Rosland’s Grill & Bar is now open, just a stone’s throw from Houston’s bustling Washington Avenue corridor at 903 Durham Drive. It is named for a fictional character dubbed Rosland, whom restaurant owners Kim and Don Cristopher of DKC Companies conjured. This mysterious Rosland was born and raised in Houston just like the many generations of women in her family before her. With a love of the arts and a whole heart for rescuing animals in need, she is a kind yet strong soul with a passion for giving back.
Ms. Rosland is a character the Cristophers hope women can relate to and see a little of themselves in.
The storied Rosland figure looms large over the newly built 6,000-square-foot restaurant and bar where chef Cameron Cain will lord over the range at lunch, dinner and weekend breakfast. Local artists like Kenneth Pierson, who works in mediums ranging from graphite and colored pencils to paints and mixed media, have used their vivid imaginations to depict murals inside and out of Rosland, her friends and her favorite nonprofit, the no-kill shelter and sanctuary — Straydog. Not to mention Houston’s spectacular skyline.
Businessman Don Cristopher’s extensive experience in the Houston restaurant world spreads fare and wide. Some of his projects include the soon-to-open Riverhouse restaurant at the new East River 9 par 3 golf complex at Midway’s upcoming East River mixed-use mega development. Cristopher is also involved with Cyclone Anaya’s Mexican Kitchen Restaurants, Juanita’s Tex-Mex Cantina, Otto’s Barbecue and Hamburgers, Mason Jar restaurants, Cliff’s Hamburgers and the Le Peep Restaurants. He is also a strategic licensee in Chick-fil-A.
What to Expect at Rosland’s
Although I have yet to dine at this new restaurant and bar, the menu offers tempting dishes like Rosland’s fondu ($22). The sharable dish of oozing “fancy” cheeses is studded with caramelized pear onions, fresh herbs with pretzel lavash to scoop it all up, as well as oysters from the East Coast.

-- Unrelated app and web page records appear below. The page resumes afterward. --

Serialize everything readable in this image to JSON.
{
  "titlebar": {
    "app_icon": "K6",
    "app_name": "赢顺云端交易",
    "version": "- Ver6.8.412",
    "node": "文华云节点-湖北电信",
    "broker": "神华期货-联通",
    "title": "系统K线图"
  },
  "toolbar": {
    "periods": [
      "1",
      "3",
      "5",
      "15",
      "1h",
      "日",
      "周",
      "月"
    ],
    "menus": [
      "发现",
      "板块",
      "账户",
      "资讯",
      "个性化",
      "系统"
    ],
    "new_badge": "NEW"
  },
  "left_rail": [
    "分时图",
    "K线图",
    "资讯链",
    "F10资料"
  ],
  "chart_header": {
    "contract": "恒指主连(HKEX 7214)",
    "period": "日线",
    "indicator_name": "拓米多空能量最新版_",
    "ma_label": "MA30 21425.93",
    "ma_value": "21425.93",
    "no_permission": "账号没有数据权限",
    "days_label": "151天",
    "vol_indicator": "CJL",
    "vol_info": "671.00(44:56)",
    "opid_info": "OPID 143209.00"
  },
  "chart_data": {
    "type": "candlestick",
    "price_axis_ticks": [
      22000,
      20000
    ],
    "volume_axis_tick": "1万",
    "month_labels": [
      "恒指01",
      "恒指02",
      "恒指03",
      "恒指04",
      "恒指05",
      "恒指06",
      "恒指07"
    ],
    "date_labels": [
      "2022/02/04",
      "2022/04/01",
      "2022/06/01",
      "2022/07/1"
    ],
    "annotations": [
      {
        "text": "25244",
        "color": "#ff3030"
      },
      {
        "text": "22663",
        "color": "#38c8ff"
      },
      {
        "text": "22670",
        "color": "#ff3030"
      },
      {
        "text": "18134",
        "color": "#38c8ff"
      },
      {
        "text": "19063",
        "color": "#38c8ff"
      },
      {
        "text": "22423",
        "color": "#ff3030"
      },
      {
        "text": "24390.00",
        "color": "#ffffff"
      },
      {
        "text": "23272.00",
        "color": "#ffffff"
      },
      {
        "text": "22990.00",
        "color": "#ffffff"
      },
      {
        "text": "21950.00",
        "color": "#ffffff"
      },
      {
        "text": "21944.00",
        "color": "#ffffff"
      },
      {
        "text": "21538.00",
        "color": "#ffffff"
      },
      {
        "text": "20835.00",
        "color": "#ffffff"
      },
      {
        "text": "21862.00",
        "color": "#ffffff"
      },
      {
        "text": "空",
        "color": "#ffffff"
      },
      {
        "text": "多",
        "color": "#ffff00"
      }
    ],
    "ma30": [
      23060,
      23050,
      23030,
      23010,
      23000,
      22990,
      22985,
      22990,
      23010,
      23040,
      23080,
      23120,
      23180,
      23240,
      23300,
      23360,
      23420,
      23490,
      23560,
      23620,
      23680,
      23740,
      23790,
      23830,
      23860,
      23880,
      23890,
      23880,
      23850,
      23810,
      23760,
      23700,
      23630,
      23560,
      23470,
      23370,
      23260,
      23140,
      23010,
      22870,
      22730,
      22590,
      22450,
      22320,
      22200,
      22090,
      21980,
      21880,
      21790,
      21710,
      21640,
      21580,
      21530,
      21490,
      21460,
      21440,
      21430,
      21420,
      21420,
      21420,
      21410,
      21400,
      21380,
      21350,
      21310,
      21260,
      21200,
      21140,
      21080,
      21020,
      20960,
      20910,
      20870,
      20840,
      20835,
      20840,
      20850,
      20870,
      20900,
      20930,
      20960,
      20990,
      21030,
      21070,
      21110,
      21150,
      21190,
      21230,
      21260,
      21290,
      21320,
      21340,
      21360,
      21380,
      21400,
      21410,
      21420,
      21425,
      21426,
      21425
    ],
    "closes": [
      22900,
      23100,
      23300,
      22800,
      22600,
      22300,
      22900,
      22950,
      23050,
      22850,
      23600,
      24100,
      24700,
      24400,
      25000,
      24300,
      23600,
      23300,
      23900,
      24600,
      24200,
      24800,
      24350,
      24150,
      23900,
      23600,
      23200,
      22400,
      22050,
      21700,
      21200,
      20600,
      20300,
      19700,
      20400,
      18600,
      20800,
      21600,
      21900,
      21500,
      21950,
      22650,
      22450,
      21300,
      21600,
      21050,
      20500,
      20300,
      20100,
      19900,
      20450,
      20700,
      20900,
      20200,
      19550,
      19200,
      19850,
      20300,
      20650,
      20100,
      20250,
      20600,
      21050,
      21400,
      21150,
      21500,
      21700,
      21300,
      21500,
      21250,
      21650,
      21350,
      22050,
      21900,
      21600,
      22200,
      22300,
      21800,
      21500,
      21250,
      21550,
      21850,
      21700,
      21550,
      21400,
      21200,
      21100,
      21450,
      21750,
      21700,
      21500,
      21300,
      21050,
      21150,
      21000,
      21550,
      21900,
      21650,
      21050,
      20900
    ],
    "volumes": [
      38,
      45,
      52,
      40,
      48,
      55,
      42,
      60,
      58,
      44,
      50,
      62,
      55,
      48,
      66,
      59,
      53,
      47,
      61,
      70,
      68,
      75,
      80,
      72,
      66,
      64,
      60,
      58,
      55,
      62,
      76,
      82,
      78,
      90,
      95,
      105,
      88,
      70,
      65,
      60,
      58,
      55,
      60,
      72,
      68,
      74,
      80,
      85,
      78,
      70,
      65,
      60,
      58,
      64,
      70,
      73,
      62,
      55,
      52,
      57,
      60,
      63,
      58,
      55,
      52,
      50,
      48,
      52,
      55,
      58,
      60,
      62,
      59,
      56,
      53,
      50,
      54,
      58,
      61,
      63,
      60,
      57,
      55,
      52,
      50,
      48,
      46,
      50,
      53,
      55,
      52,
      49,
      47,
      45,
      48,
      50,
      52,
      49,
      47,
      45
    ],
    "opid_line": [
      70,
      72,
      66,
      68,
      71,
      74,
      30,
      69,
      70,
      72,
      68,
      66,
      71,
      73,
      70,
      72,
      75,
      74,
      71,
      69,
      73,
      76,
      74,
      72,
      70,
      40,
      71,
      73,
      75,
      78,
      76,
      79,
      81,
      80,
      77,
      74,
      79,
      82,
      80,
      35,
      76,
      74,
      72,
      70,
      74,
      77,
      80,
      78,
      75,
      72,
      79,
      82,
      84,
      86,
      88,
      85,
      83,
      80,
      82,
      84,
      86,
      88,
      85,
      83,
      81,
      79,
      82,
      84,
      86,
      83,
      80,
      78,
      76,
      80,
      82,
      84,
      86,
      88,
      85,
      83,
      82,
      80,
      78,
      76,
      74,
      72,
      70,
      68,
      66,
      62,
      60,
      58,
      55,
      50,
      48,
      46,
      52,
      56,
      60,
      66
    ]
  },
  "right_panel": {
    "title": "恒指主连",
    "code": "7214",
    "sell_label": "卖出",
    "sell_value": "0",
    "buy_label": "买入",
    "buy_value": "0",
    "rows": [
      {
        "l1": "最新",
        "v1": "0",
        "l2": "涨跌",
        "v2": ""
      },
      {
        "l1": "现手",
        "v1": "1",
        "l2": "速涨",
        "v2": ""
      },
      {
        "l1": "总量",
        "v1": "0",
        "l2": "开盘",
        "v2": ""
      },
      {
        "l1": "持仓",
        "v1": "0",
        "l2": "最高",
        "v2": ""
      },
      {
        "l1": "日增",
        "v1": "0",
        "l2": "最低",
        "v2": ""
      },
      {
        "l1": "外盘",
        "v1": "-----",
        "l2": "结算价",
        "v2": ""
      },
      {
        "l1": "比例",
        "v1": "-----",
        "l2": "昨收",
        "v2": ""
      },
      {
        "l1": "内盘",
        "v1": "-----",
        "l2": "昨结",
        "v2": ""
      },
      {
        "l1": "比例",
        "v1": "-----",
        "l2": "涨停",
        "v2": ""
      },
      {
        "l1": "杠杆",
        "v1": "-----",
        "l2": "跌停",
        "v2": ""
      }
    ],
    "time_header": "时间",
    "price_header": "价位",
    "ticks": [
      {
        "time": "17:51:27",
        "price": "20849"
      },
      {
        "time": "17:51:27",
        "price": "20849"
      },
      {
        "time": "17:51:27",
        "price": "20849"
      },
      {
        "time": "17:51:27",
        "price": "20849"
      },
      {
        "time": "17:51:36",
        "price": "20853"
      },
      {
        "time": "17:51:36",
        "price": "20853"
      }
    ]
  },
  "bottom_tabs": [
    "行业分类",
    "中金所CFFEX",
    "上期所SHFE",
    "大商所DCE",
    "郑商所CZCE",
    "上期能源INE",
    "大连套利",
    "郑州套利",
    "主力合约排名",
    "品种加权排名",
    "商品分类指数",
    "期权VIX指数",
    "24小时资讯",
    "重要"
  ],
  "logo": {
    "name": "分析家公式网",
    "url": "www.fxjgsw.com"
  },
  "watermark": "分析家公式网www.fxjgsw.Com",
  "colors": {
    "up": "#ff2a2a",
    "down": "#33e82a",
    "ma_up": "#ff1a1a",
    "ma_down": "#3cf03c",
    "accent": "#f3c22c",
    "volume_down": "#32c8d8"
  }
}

These oysters are either raw (6 for $23) or the restaurant’s namesake oysters Rosland’s with crisp lardon, spinach and garlic in a shallot cream sauce with an “oyster liquor edible cloud” for $32.
Entrees include USDA-graded prime steaks like the heavily marbled ribeye crescent (8 ounces, $59), which consists of the top spinalis of the ribeye filet and a 16-ounce prime rib ($58) with a crust of caramelized garlic and herbs with horseradish cream and au jus.
Fish mains include a Chilean sea bass napped with a limoncello beurre blanc ($43) and salmon described as the “finest Wester Ross hand raised salmon” that is brushed with a balsamic glaze, chimichurri, chile oil and a citrus foam before it is brought to the table.
Salads boast aquaponic greens and range from an heirloom tomato burrata ($18) to a Thai steak noodle ($21). Mighty sandwiches include The Hotbird ($17), the citrus brined and buttermilk battered organic chicken doused with Rosland’s signature hot sauce and The Legacy ($26), a house ground dry aged sirloin burger made more decadent with a foie gras butter and an array of wild mushrooms and smoked bone marrow.
With early morning and late into the evening hours, Rosland’s is hoping to become a hangout for those in the hospitality industry who are amped up after a late night shift and need somewhere to go after they shed their aprons.
“We’re thrilled to offer an early morning dining option where service guests, along with our neighborhood guests, can sit down and enjoy a meal, fine drink, or mocktails once they have finished their late-night shift,” Don Cristopher says in a statement. “We felt the area was missing an early morning establishment like Rosland’s that would allow all the workers in the Washington Avenue corridor a traditional dining experience.”
Rosland’s expansive menu is available for lunch and dinner and late night into the early morning hours (with a separate menu available during breakfast service). It is open 11 am to 2 am Mondays through Thursdays; 8 am to 4 am Fridays and Saturdays; and 8 am to 2 am on Sundays.